Your answer should be every line of the entries that has the string "negara" in it.

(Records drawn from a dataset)
▽

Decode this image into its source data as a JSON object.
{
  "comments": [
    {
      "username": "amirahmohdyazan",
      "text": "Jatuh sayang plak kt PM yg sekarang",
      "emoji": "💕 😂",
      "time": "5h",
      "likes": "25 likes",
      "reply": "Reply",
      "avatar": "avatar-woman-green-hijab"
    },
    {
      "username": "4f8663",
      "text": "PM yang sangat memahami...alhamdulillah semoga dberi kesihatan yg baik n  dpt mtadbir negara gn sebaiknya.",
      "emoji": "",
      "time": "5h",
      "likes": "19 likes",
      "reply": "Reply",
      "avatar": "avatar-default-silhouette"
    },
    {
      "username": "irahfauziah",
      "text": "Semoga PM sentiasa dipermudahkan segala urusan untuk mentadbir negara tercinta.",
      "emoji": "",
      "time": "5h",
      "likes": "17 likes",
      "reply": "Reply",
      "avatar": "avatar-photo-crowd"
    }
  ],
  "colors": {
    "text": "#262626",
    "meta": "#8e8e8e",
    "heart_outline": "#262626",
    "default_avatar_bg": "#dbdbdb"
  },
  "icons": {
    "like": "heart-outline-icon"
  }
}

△

● **SOLVED PROBLEM**:
      "text": "PM yang sangat memahami...alhamdulillah semoga dberi kesihatan yg baik n  dpt mtadbir negara gn sebaiknya.",
      "text": "Semoga PM sentiasa dipermudahkan segala urusan untuk mentadbir negara tercinta.",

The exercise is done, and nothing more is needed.